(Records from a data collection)
===============

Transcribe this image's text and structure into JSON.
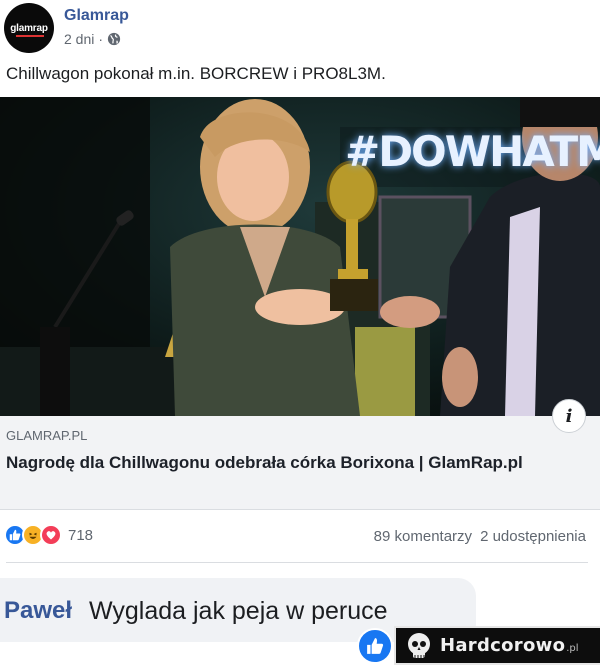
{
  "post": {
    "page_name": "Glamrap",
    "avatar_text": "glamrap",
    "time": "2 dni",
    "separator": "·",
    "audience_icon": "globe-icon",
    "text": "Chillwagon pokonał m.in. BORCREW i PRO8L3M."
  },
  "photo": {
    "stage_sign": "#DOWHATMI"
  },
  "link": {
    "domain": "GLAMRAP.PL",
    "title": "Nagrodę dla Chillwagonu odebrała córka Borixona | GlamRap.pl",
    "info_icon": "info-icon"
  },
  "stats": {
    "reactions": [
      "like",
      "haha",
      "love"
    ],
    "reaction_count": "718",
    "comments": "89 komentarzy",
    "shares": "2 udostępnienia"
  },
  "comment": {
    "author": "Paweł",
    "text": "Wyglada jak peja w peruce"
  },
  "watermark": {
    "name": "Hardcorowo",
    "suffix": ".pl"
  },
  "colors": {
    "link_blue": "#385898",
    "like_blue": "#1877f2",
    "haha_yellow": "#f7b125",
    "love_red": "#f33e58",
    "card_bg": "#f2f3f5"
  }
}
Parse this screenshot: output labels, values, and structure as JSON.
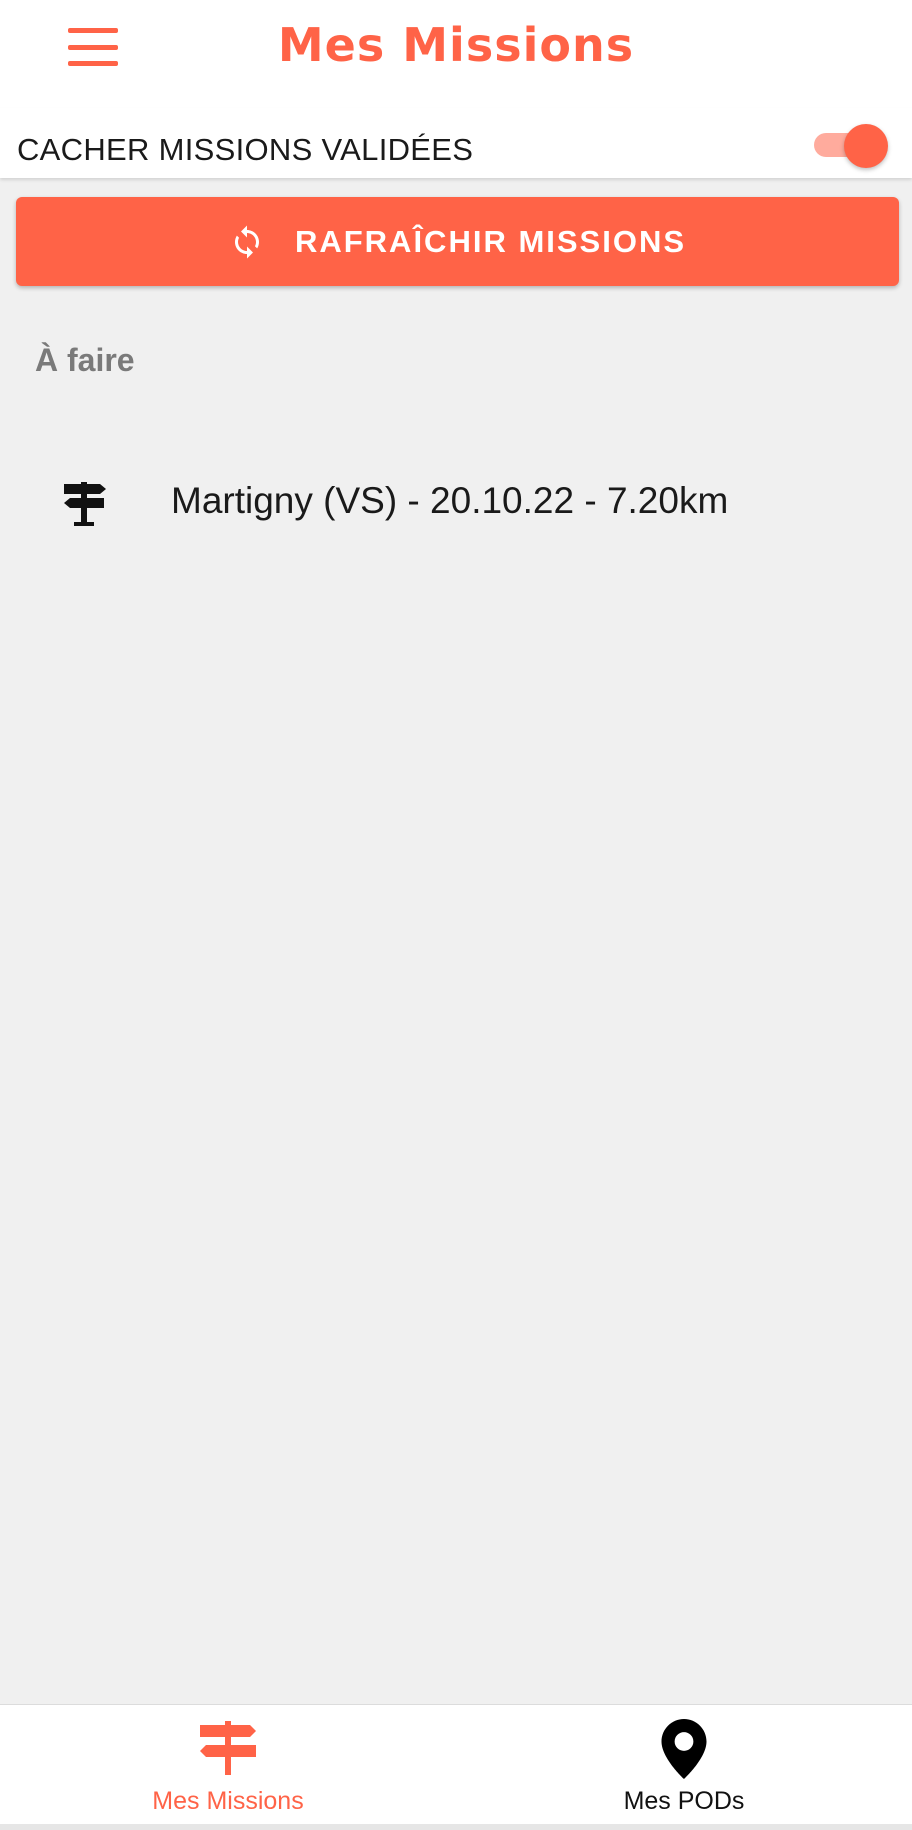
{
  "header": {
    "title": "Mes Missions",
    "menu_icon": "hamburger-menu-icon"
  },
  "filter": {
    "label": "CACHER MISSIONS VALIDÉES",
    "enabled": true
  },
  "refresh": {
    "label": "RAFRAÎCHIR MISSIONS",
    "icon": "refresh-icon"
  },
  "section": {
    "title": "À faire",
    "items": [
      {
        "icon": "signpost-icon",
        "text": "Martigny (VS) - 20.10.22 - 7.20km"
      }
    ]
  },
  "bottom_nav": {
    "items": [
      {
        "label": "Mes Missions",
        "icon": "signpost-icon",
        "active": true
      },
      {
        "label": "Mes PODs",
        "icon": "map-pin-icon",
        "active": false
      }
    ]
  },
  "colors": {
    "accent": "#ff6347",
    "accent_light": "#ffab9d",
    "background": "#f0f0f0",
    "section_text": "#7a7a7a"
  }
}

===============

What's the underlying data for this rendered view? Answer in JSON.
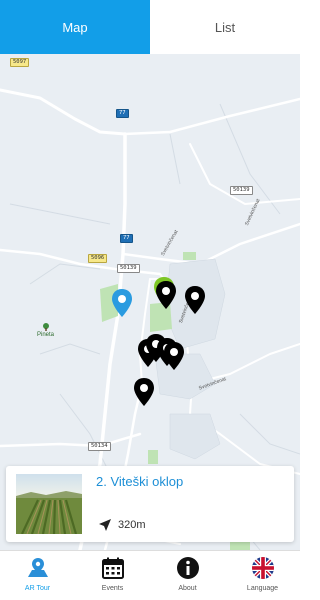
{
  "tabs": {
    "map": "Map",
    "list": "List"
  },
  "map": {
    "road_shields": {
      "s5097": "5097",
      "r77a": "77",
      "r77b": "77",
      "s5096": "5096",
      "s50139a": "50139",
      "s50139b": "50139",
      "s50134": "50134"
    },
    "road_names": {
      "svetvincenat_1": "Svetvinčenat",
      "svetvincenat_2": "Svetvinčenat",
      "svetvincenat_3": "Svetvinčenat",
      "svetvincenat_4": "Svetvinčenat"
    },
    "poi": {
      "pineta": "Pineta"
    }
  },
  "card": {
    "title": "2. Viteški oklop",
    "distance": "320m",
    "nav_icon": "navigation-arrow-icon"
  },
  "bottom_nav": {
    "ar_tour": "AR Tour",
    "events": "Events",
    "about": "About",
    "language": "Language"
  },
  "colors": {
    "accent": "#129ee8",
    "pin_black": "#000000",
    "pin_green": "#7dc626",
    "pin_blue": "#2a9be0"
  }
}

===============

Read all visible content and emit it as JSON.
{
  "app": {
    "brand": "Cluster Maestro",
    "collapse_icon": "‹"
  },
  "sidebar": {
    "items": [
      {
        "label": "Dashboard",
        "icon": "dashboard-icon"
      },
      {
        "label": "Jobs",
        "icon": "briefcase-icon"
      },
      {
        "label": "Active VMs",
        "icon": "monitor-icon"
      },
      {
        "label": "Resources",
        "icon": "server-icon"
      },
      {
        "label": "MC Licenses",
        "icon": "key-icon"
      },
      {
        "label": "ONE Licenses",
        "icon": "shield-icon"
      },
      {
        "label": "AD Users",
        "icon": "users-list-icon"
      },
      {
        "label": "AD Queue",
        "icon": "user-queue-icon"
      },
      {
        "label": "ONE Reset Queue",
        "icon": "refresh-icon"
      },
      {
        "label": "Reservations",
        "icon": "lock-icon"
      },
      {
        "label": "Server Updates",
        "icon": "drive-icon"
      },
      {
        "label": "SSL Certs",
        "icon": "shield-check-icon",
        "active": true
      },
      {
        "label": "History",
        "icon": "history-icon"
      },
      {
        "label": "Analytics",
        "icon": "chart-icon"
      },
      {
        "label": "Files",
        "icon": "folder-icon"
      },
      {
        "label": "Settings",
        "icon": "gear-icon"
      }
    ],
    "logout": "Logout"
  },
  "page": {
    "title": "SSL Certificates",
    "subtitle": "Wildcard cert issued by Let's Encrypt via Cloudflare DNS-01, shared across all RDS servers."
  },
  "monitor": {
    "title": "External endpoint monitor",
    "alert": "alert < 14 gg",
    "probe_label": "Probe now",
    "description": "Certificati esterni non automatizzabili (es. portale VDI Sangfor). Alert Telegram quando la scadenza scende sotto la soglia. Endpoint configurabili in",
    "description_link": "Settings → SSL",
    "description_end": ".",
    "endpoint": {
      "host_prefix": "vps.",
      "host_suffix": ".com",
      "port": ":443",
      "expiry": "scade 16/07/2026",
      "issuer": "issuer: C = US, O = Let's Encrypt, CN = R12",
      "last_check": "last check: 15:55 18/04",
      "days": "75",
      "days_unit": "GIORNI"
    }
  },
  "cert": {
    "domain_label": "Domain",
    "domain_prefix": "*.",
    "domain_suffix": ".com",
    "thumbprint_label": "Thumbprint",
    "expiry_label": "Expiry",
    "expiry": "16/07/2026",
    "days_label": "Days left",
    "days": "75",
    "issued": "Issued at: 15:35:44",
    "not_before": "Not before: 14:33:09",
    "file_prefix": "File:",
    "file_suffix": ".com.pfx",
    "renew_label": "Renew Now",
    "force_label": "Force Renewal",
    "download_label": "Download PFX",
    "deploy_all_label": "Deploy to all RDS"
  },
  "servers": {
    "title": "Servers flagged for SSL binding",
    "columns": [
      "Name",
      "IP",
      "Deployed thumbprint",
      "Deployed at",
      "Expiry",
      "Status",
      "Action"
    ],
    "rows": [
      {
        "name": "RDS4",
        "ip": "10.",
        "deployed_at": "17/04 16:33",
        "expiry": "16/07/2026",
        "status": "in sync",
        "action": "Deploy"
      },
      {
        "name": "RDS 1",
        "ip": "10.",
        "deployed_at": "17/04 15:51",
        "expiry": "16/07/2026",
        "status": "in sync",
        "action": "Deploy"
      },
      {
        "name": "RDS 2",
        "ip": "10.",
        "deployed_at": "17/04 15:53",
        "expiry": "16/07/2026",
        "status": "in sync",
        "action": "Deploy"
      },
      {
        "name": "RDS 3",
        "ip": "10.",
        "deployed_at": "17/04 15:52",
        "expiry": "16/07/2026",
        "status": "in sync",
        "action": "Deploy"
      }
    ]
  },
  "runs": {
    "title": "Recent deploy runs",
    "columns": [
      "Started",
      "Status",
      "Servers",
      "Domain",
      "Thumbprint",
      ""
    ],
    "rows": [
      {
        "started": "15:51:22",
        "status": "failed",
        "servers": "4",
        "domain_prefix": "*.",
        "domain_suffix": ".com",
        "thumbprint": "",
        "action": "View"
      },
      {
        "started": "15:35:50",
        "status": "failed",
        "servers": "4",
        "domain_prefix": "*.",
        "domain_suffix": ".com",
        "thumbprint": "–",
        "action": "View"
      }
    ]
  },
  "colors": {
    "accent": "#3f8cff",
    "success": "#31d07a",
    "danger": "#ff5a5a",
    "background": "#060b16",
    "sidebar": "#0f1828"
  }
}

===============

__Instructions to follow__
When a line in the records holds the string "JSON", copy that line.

__Exercise response__
Transcribe this image's text and structure into JSON.
Parse this screenshot: output labels, values, and structure as JSON.
What's the underlying data for this rendered view? Answer in JSON.
Read all visible content and emit it as JSON.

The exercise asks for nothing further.